DATA EXTRACT
-*-

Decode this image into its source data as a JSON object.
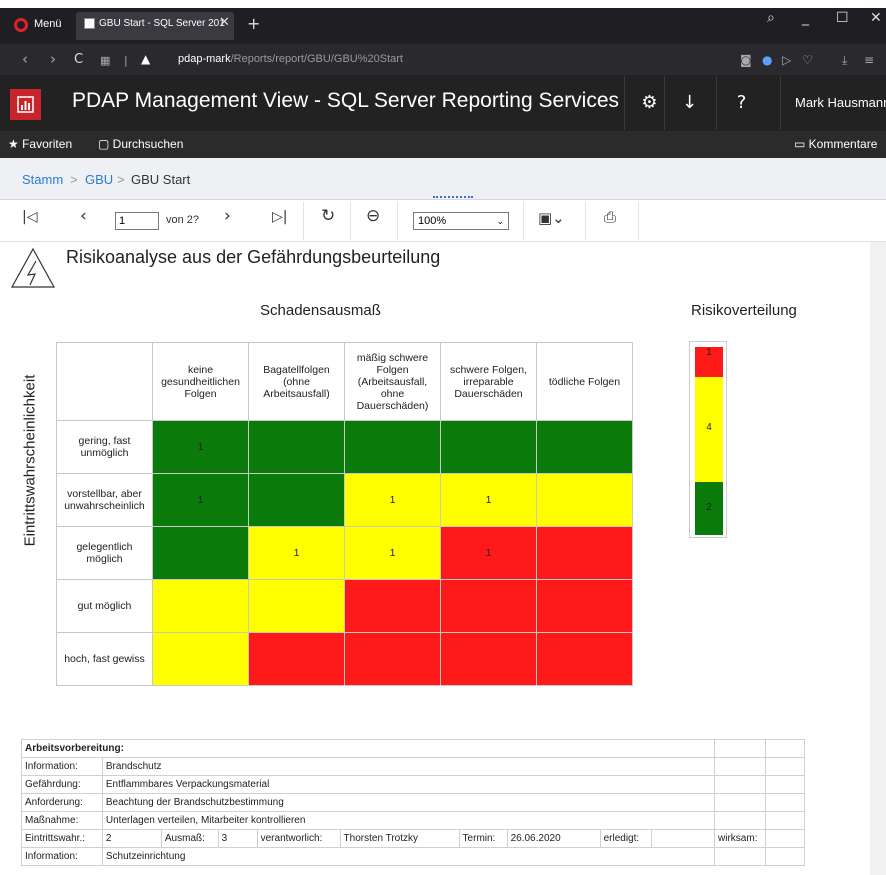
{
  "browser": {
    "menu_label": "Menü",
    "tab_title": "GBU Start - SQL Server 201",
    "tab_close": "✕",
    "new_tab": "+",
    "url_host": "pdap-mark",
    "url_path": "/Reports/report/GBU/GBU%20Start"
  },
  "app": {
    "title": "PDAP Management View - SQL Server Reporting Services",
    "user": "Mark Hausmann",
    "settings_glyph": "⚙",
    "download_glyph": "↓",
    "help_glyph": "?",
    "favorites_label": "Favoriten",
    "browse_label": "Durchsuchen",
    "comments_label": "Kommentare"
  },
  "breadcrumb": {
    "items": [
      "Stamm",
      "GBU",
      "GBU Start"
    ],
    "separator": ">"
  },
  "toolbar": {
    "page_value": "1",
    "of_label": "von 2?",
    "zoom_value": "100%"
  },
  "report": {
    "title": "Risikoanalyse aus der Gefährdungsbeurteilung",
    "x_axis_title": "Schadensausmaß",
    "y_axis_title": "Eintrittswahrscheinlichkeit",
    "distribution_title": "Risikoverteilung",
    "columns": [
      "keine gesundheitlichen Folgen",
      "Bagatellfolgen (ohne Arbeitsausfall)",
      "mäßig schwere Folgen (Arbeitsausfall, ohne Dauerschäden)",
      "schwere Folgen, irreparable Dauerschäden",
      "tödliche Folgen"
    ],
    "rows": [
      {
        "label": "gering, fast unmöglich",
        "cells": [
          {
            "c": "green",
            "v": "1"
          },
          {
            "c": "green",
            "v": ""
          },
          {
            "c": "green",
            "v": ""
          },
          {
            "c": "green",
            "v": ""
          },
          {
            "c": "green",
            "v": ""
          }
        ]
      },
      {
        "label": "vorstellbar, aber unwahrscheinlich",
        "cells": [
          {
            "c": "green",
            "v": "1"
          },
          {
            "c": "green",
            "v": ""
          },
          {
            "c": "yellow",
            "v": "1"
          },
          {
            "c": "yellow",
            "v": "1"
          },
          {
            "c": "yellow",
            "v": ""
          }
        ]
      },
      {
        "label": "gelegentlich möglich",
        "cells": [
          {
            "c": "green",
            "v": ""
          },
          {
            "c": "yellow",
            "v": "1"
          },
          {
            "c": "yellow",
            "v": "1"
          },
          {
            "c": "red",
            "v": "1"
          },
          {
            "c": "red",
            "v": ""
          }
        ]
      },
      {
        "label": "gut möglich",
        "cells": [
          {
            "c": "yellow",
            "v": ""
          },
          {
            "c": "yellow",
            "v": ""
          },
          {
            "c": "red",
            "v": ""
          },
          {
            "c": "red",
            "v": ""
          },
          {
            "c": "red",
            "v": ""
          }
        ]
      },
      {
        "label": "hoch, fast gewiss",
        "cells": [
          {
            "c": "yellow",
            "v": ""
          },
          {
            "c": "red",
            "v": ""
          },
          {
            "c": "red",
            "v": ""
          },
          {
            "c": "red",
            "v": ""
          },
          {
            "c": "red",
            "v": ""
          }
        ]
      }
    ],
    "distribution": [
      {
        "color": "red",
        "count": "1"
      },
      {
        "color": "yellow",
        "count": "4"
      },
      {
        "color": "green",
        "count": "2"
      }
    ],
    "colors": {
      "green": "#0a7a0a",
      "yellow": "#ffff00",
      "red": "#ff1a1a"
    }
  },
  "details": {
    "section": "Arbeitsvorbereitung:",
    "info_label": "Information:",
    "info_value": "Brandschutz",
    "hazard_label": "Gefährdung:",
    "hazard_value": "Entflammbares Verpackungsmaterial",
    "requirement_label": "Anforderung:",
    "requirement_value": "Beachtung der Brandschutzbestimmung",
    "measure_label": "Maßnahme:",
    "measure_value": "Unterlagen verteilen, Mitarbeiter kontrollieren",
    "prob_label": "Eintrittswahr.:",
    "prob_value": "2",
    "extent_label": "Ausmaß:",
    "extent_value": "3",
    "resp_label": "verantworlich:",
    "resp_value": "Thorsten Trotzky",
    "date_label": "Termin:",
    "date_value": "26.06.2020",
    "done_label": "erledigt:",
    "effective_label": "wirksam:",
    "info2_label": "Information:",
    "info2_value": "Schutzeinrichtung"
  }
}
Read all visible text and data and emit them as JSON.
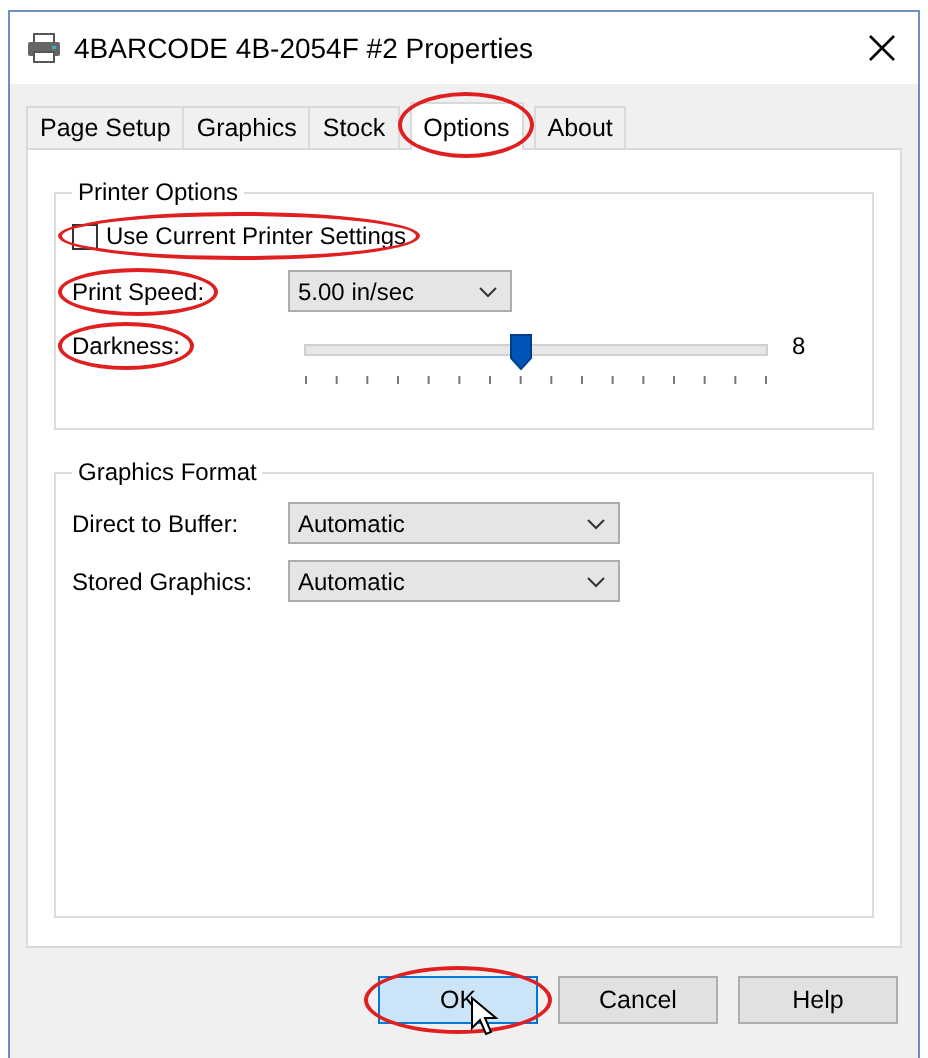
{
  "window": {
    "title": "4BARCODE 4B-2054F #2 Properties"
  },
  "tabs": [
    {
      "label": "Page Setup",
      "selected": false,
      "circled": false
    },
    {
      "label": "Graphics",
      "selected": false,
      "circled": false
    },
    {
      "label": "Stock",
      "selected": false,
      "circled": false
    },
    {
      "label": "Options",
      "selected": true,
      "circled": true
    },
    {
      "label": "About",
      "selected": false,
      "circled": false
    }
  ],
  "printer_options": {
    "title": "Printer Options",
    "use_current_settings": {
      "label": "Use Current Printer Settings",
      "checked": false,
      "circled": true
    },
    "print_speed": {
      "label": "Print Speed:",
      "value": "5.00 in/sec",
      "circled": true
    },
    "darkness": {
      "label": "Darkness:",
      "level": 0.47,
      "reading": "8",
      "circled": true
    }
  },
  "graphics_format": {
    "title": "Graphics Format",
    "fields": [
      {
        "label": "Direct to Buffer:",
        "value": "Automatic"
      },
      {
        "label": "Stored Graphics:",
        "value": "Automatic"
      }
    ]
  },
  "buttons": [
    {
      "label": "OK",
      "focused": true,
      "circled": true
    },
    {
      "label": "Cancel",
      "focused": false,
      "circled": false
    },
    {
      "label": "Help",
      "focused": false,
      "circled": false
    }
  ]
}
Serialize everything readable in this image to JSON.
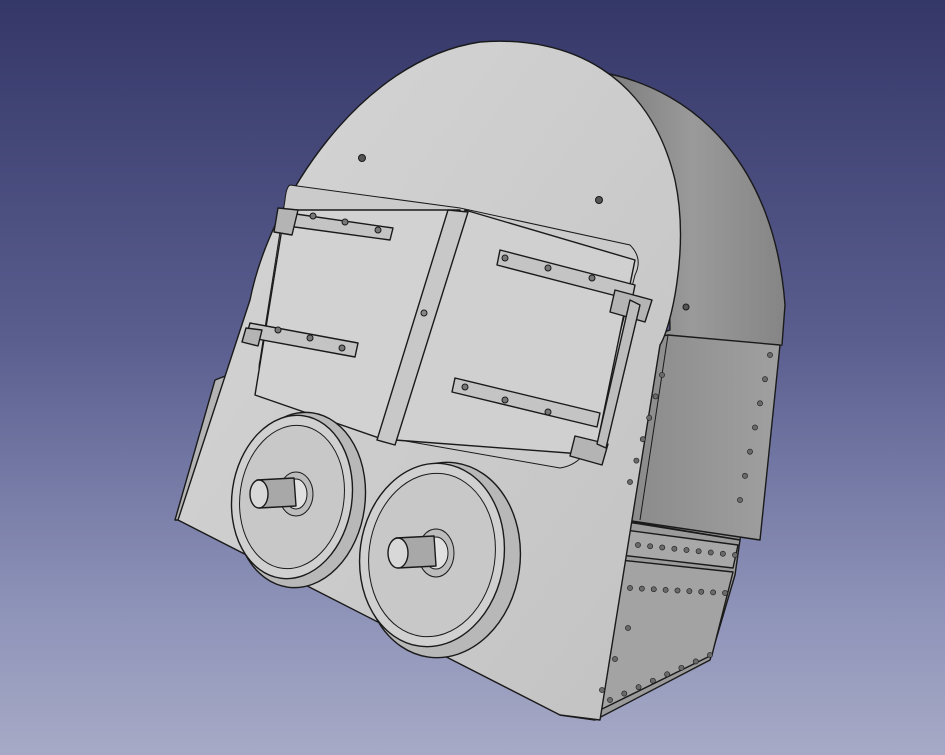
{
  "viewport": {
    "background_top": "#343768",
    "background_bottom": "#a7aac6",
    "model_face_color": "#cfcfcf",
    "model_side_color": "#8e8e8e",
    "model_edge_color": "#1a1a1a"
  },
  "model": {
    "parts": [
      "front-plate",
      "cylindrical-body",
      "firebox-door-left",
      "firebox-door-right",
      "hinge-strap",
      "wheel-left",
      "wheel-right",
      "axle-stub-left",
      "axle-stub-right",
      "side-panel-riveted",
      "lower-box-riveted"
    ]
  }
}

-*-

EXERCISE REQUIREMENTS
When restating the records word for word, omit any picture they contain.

WRITTEN RESPONSE
Decode this image into its source data as a JSON object.
{
  "browser": {
    "menu_label": "Menü",
    "tab_title": "GBU Start - SQL Server 201",
    "tab_close": "✕",
    "new_tab": "+",
    "url_host": "pdap-mark",
    "url_path": "/Reports/report/GBU/GBU%20Start"
  },
  "app": {
    "title": "PDAP Management View - SQL Server Reporting Services",
    "user": "Mark Hausmann",
    "settings_glyph": "⚙",
    "download_glyph": "↓",
    "help_glyph": "?",
    "favorites_label": "Favoriten",
    "browse_label": "Durchsuchen",
    "comments_label": "Kommentare"
  },
  "breadcrumb": {
    "items": [
      "Stamm",
      "GBU",
      "GBU Start"
    ],
    "separator": ">"
  },
  "toolbar": {
    "page_value": "1",
    "of_label": "von 2?",
    "zoom_value": "100%"
  },
  "report": {
    "title": "Risikoanalyse aus der Gefährdungsbeurteilung",
    "x_axis_title": "Schadensausmaß",
    "y_axis_title": "Eintrittswahrscheinlichkeit",
    "distribution_title": "Risikoverteilung",
    "columns": [
      "keine gesundheitlichen Folgen",
      "Bagatellfolgen (ohne Arbeitsausfall)",
      "mäßig schwere Folgen (Arbeitsausfall, ohne Dauerschäden)",
      "schwere Folgen, irreparable Dauerschäden",
      "tödliche Folgen"
    ],
    "rows": [
      {
        "label": "gering, fast unmöglich",
        "cells": [
          {
            "c": "green",
            "v": "1"
          },
          {
            "c": "green",
            "v": ""
          },
          {
            "c": "green",
            "v": ""
          },
          {
            "c": "green",
            "v": ""
          },
          {
            "c": "green",
            "v": ""
          }
        ]
      },
      {
        "label": "vorstellbar, aber unwahrscheinlich",
        "cells": [
          {
            "c": "green",
            "v": "1"
          },
          {
            "c": "green",
            "v": ""
          },
          {
            "c": "yellow",
            "v": "1"
          },
          {
            "c": "yellow",
            "v": "1"
          },
          {
            "c": "yellow",
            "v": ""
          }
        ]
      },
      {
        "label": "gelegentlich möglich",
        "cells": [
          {
            "c": "green",
            "v": ""
          },
          {
            "c": "yellow",
            "v": "1"
          },
          {
            "c": "yellow",
            "v": "1"
          },
          {
            "c": "red",
            "v": "1"
          },
          {
            "c": "red",
            "v": ""
          }
        ]
      },
      {
        "label": "gut möglich",
        "cells": [
          {
            "c": "yellow",
            "v": ""
          },
          {
            "c": "yellow",
            "v": ""
          },
          {
            "c": "red",
            "v": ""
          },
          {
            "c": "red",
            "v": ""
          },
          {
            "c": "red",
            "v": ""
          }
        ]
      },
      {
        "label": "hoch, fast gewiss",
        "cells": [
          {
            "c": "yellow",
            "v": ""
          },
          {
            "c": "red",
            "v": ""
          },
          {
            "c": "red",
            "v": ""
          },
          {
            "c": "red",
            "v": ""
          },
          {
            "c": "red",
            "v": ""
          }
        ]
      }
    ],
    "distribution": [
      {
        "color": "red",
        "count": "1"
      },
      {
        "color": "yellow",
        "count": "4"
      },
      {
        "color": "green",
        "count": "2"
      }
    ],
    "colors": {
      "green": "#0a7a0a",
      "yellow": "#ffff00",
      "red": "#ff1a1a"
    }
  },
  "details": {
    "section": "Arbeitsvorbereitung:",
    "info_label": "Information:",
    "info_value": "Brandschutz",
    "hazard_label": "Gefährdung:",
    "hazard_value": "Entflammbares Verpackungsmaterial",
    "requirement_label": "Anforderung:",
    "requirement_value": "Beachtung der Brandschutzbestimmung",
    "measure_label": "Maßnahme:",
    "measure_value": "Unterlagen verteilen, Mitarbeiter kontrollieren",
    "prob_label": "Eintrittswahr.:",
    "prob_value": "2",
    "extent_label": "Ausmaß:",
    "extent_value": "3",
    "resp_label": "verantworlich:",
    "resp_value": "Thorsten Trotzky",
    "date_label": "Termin:",
    "date_value": "26.06.2020",
    "done_label": "erledigt:",
    "effective_label": "wirksam:",
    "info2_label": "Information:",
    "info2_value": "Schutzeinrichtung"
  }
}
Read all visible text and data and emit them as JSON.
{
  "window": {
    "title": "4BARCODE 4B-2054F #2 Properties"
  },
  "tabs": [
    {
      "label": "Page Setup",
      "selected": false,
      "circled": false
    },
    {
      "label": "Graphics",
      "selected": false,
      "circled": false
    },
    {
      "label": "Stock",
      "selected": false,
      "circled": false
    },
    {
      "label": "Options",
      "selected": true,
      "circled": true
    },
    {
      "label": "About",
      "selected": false,
      "circled": false
    }
  ],
  "printer_options": {
    "title": "Printer Options",
    "use_current_settings": {
      "label": "Use Current Printer Settings",
      "checked": false,
      "circled": true
    },
    "print_speed": {
      "label": "Print Speed:",
      "value": "5.00 in/sec",
      "circled": true
    },
    "darkness": {
      "label": "Darkness:",
      "level": 0.47,
      "reading": "8",
      "circled": true
    }
  },
  "graphics_format": {
    "title": "Graphics Format",
    "fields": [
      {
        "label": "Direct to Buffer:",
        "value": "Automatic"
      },
      {
        "label": "Stored Graphics:",
        "value": "Automatic"
      }
    ]
  },
  "buttons": [
    {
      "label": "OK",
      "focused": true,
      "circled": true
    },
    {
      "label": "Cancel",
      "focused": false,
      "circled": false
    },
    {
      "label": "Help",
      "focused": false,
      "circled": false
    }
  ]
}
Serialize everything readable in this image to JSON.
{
  "viewport": {
    "background_top": "#343768",
    "background_bottom": "#a7aac6",
    "model_face_color": "#cfcfcf",
    "model_side_color": "#8e8e8e",
    "model_edge_color": "#1a1a1a"
  },
  "model": {
    "parts": [
      "front-plate",
      "cylindrical-body",
      "firebox-door-left",
      "firebox-door-right",
      "hinge-strap",
      "wheel-left",
      "wheel-right",
      "axle-stub-left",
      "axle-stub-right",
      "side-panel-riveted",
      "lower-box-riveted"
    ]
  }
}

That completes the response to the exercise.